7. This is a time to bond. Cooking together, playing games, co-viewing movies, taking walks together (yes, even in the rain) will help your family grow closer. It’s also important to each other distance, even in the hard to do close quarters. Longer showers, baths, sleeping in later, one more episode of ____ (Daniel Tiger, Stranger Things, Care Bears) can go a long way toward being closer from a distance.
8. We’ve got to do our best to keep everyone safe. Only going out to stores when you absolutely need to, keeping safe distance from other people, avoid playgrounds, stay home if you’re sick, and keeping your hands washed will do a lot to help the spread of COVID-19. I know there are essential people who have to work and their nannies are part of that mix. Remind your nannies to not congregate with others, keep playdates out of apartment hallways, and take extra precautions traveling throughout the city.
9. I’ve got to remember to move. Sitting in a car for 2 days and being holed up in one room isn’t fun or conducive to staying in shape. A dance party and yoga is definitely in order today to keep my body active. There are lots of videos on YouTube you can access (some great ones for meditation as well) if money’s tight.
10. I’m finding the few things that I need to feel sane. For some reason having honeycrisp apples in the house makes me feel like I’ll be able to get through anything. Someone I talked to yesterday ordered lots of her favorite tea so she could hunker down and feel sane. If you can find those few things that can help make you feel comfortable, make that happen. Someone posted this great resource for dealing with the anxiety.
11. We all just need to breathe.We will get through this. It will get better. There are reports out of China that things are stabilizing (whew!), stores are opening, and that the number of cases is dropping. I’m holding on to this news tightly, knowing that while we may be in for some rough roads in the short term, things long term are promising!
12. Keep our local restaurants running. Restaurants are hurting, so do your best to keep them coming. Some restaurants are delivering cocktails too (though be careful here). Delivery folks can use an extra big tip too. I know NYC is working to help out small businesses, but we can do help in small ways too.
13. If you can, donate to our important not-for-profit organizations. Someone mentioned that we all may get a check from the government. If you know that you are still getting paid take some of that money and donate it to the organizations most hard hit. As someone on the list said, “spread the wealth, not the virus.”
14. PSP is continually trying to find the BEST ways to help. We’ve posted lots ofresources on the website, posted reminders about talking to your nanny, and are setting up Zoom Rooms to keep us all connected. We’re working on scavenger hunts, meditation sessions, pediatrician webinars, massage classes, and more. If there are things that we can do, let us know!

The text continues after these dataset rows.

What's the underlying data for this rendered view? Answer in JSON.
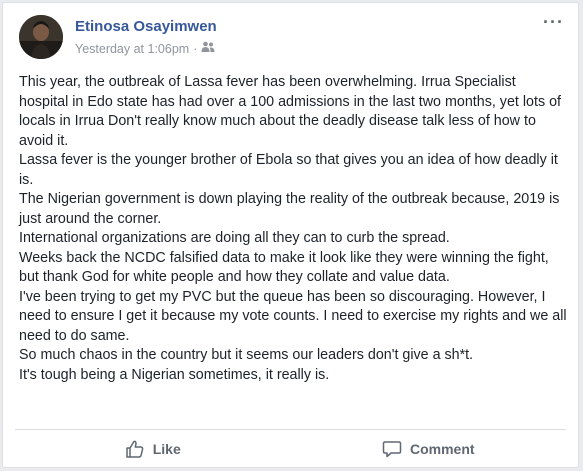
{
  "post": {
    "author": "Etinosa Osayimwen",
    "timestamp": "Yesterday at 1:06pm",
    "separator": "·",
    "audience_icon": "friends-icon",
    "more_icon": "ellipsis-icon",
    "more_label": "···",
    "paragraphs": [
      "This year, the outbreak of Lassa fever has been overwhelming. Irrua Specialist hospital in Edo state has had over a 100 admissions in the last two months, yet lots of locals in Irrua Don't really know much about the deadly disease talk less of how to avoid it.",
      "Lassa fever is the younger brother of Ebola so that gives you an idea of how deadly it is.",
      "The Nigerian government is down playing the reality of the outbreak because, 2019 is just around the corner.",
      "International organizations are doing all they can to curb the spread.",
      "Weeks back the NCDC falsified data to make it look like they were winning the fight, but thank God for white people and how they collate and value data.",
      "I've been trying to get my PVC but the queue has been so discouraging. However, I need to ensure I get it because my vote counts. I need to exercise my rights and we all need to do same.",
      "So much chaos in the country but it seems our leaders don't give a sh*t.",
      "It's tough being a Nigerian sometimes, it really is."
    ]
  },
  "actions": {
    "like_label": "Like",
    "like_icon": "thumbs-up-icon",
    "comment_label": "Comment",
    "comment_icon": "comment-bubble-icon"
  },
  "colors": {
    "author_link": "#365899",
    "body_text": "#1d2129",
    "meta_text": "#90949c",
    "action_text": "#606770"
  }
}
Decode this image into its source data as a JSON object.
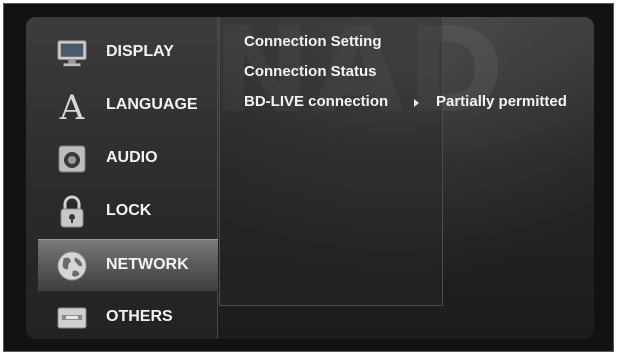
{
  "watermark": "NAD",
  "sidebar": {
    "items": [
      {
        "label": "DISPLAY",
        "icon": "display-icon"
      },
      {
        "label": "LANGUAGE",
        "icon": "language-icon"
      },
      {
        "label": "AUDIO",
        "icon": "speaker-icon"
      },
      {
        "label": "LOCK",
        "icon": "padlock-icon"
      },
      {
        "label": "NETWORK",
        "icon": "globe-icon",
        "selected": true
      },
      {
        "label": "OTHERS",
        "icon": "device-icon"
      }
    ]
  },
  "submenu": {
    "items": [
      {
        "label": "Connection Setting"
      },
      {
        "label": "Connection Status"
      },
      {
        "label": "BD-LIVE connection",
        "value": "Partially permitted"
      }
    ]
  }
}
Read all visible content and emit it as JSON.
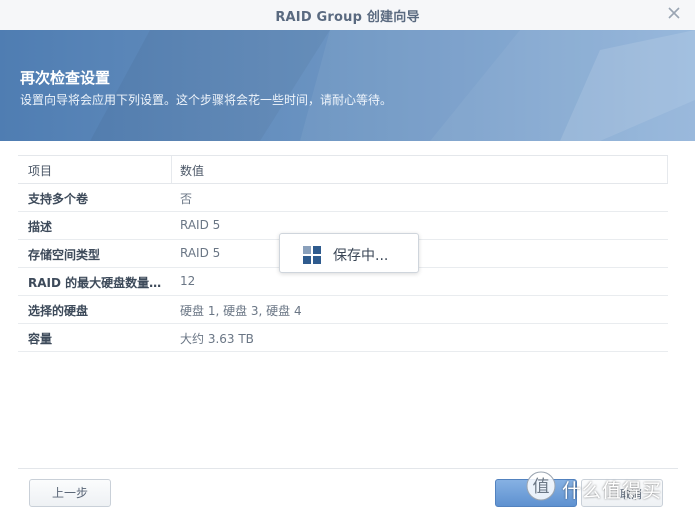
{
  "window": {
    "title": "RAID Group 创建向导"
  },
  "banner": {
    "heading": "再次检查设置",
    "subtitle": "设置向导将会应用下列设置。这个步骤将会花一些时间，请耐心等待。"
  },
  "table": {
    "headers": {
      "key": "项目",
      "value": "数值"
    },
    "rows": [
      {
        "key": "支持多个卷",
        "value": "否"
      },
      {
        "key": "描述",
        "value": "RAID 5"
      },
      {
        "key": "存储空间类型",
        "value": "RAID 5"
      },
      {
        "key": "RAID 的最大硬盘数量…",
        "value": "12"
      },
      {
        "key": "选择的硬盘",
        "value": "硬盘 1, 硬盘 3, 硬盘 4"
      },
      {
        "key": "容量",
        "value": "大约 3.63 TB"
      }
    ]
  },
  "overlay": {
    "saving_text": "保存中..."
  },
  "footer": {
    "prev_label": "上一步",
    "cancel_label": "取消"
  },
  "watermark": {
    "text": "什么值得买"
  },
  "colors": {
    "banner": "#5a86ba",
    "primary_button": "#6a9bd8"
  }
}
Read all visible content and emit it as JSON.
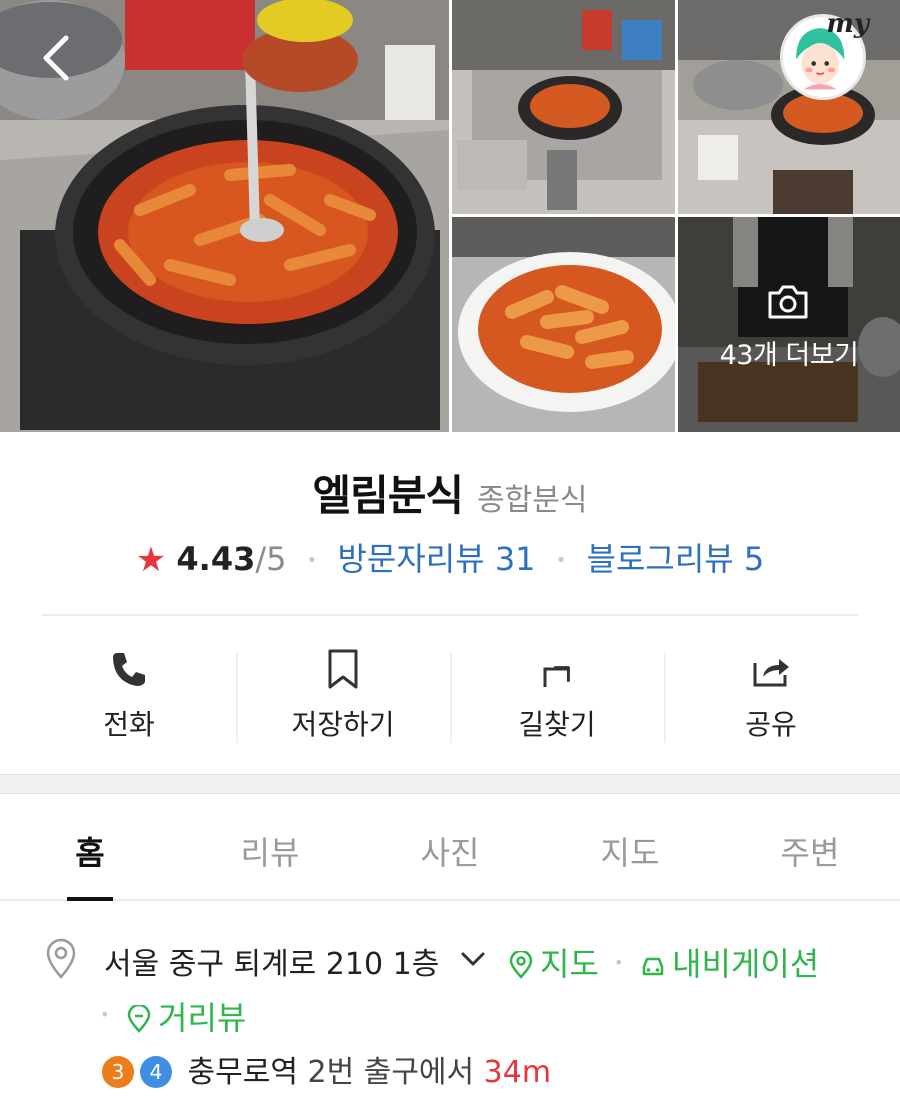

15. I feel hopeful. Today is the first day of spring and while it’s rainy, that rain is helping make the flowers grow. The number of people doing wonderful things to keep people connected (seeMutualAidNYC for example), fed, healthy, highlights the goodness in people. Our medical professionals are super-heroes. There are Quarantunes, people giving their music, dance, and expertise to the world right now. There’s a 6:30 Rooftop singalong (songslisthere) we should all join in on.
It may suck for a while, but then it will be okay. Looking forward to the time we can get together and have a PSP picnic in the park. It will happen. And I’ll be there with my giant bubbles!
Park Slope Parents